We weren't planning on some Big Night Out earlier in the day, but yesterday evening turned out to be some sort of gigantic med school reunion. Though, to be more precise, it was a third year rotation group reunion--preferable, since those are the only people I like from med school anyway. We met up with Dave for dinner down on Irving Place (I ordered a "thai pizza" which came all rolled up in tube-form like a burrito--why not call it a "thai burrito" then?) and then took the subway up to the Upper West to have drinks with Guillem and Heath'n'Sheryl, who were in town for the weekend. It was fun to catch up, and I got some anesthesia lowdown from Sheryl, which served the dual purpose of making me both excited about my switch, and very, very nervous.

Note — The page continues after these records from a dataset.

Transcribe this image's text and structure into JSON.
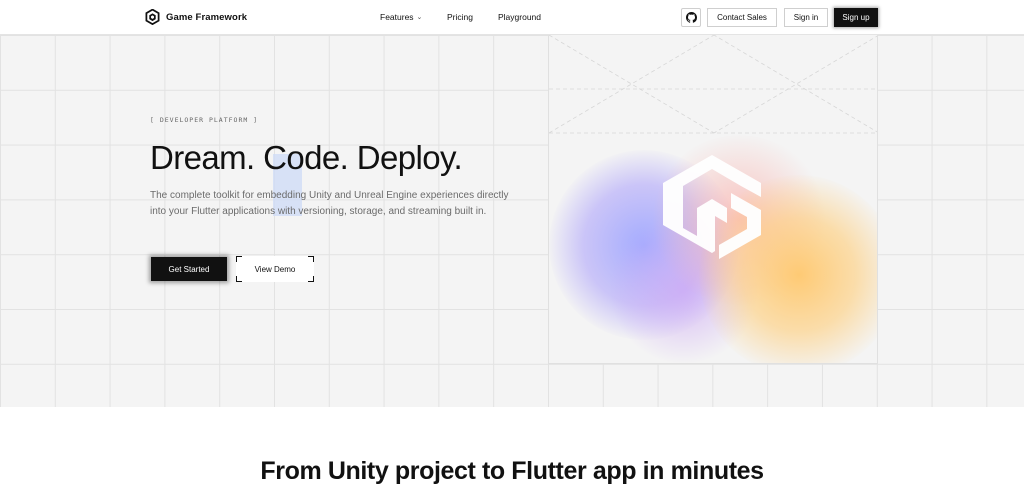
{
  "nav": {
    "brand": "Game Framework",
    "links": [
      {
        "label": "Features",
        "has_dropdown": true
      },
      {
        "label": "Pricing"
      },
      {
        "label": "Playground"
      }
    ],
    "github_icon": "github-icon",
    "contact_label": "Contact Sales",
    "signin_label": "Sign in",
    "signup_label": "Sign up"
  },
  "hero": {
    "eyebrow": "[ DEVELOPER PLATFORM ]",
    "headline": "Dream. Code. Deploy.",
    "subtitle": "The complete toolkit for embedding Unity and Unreal Engine experiences directly into your Flutter applications with versioning, storage, and streaming built in.",
    "primary_cta": "Get Started",
    "secondary_cta": "View Demo"
  },
  "section2": {
    "title": "From Unity project to Flutter app in minutes"
  },
  "colors": {
    "accent_dark": "#111111",
    "hero_bg": "#f4f4f4",
    "blob_blue": "#a0a8ff",
    "blob_orange": "#ffc86e"
  }
}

Joe's been on call next weekend, I'm on call next weekend, and we're splitting call Thanksgiving weekend (on different days), so we're basically like two ships passing in the night for the entire month of November. Which sucks, but who knows, maybe it's good for the marriage, since we never have a chance to get on each other's nerves. Or to see each other at all, in fact. We have a sham marriage, like Liza and David!
Speaking of schadenfreude (how's that for a segue), Joe and I were having this discussion in the cab on the way home last night. I don't know how to topic came up, but we were talking about thoughts that were normal, but not necessarily very nice to have. My example of such a feeling was taking some sort of dark glee in comparing yourself against the new girlfriend of an ex-, and noting that you are more attractive than she. Or more intelligent. Or have bigger boobs. (This last sentiment I have personally never experienced, unless I was comparing myself to a preteen boy or something.) This nasty little measuring-up has nothing to do with wanting to date your ex- again, or hating the new girl, or whatever. It barely has anything to do with you and your life, but it crosses your mind anyway. It's petty, but it happens. And my point was that it was pretty normal to have those thoughts. (Or course, the converse of this would be that if your ex- started dating some six-foot tall witty Brazilian supermodel-slash-astrophycisist, you might pout for a while.)
Joe, on the other hand, feels that this kind of petty rumination is ABnormal, and that he would never think such things, and my god, what was wrong with girls anyway? That in fact, the only thing that would come to his mind upon meeting the new boyfriend of an ex- and finding them to be dull or fat or pimply is that maybe it maybe it would mean that he (Joe) was ugly, because "people tend to set a pattern of dating people on the same attractiveness level." Which, aside from making no sense at all, is just a TOTAL LIE, because you cannot tell me that if Joe and I had broken up and I started dating, say, Michael Ian Black, that Joe would not be thinking:
1.) That guy is scrawny.
2.) And weird.
3.) And I have bigger pecs anyway.
4.) I win. In your face, Michael Ian Black! (Commence mental football touchdown dance.)
After some more discussion, Joe conceded somewhat to the above. But you could still tell he thought he'd be above all such pettiness. Which only proves two things. One: that men can be even worse women, because even if they're equally petty, they won't admit it. And two: Michael Ian Black is funny.
Currently reading: "Bridget Jones's Diary," as sort of mind junk food before I start work again tomorrow morning. I though Renee Zellwegger looked sorta cute in the first movie, but all the ads of her in the sequel look terrible, like they never let her wash her hair or something. What gives? Just because she had to gain weight for the role doesn't mean that she has to look like a total slob.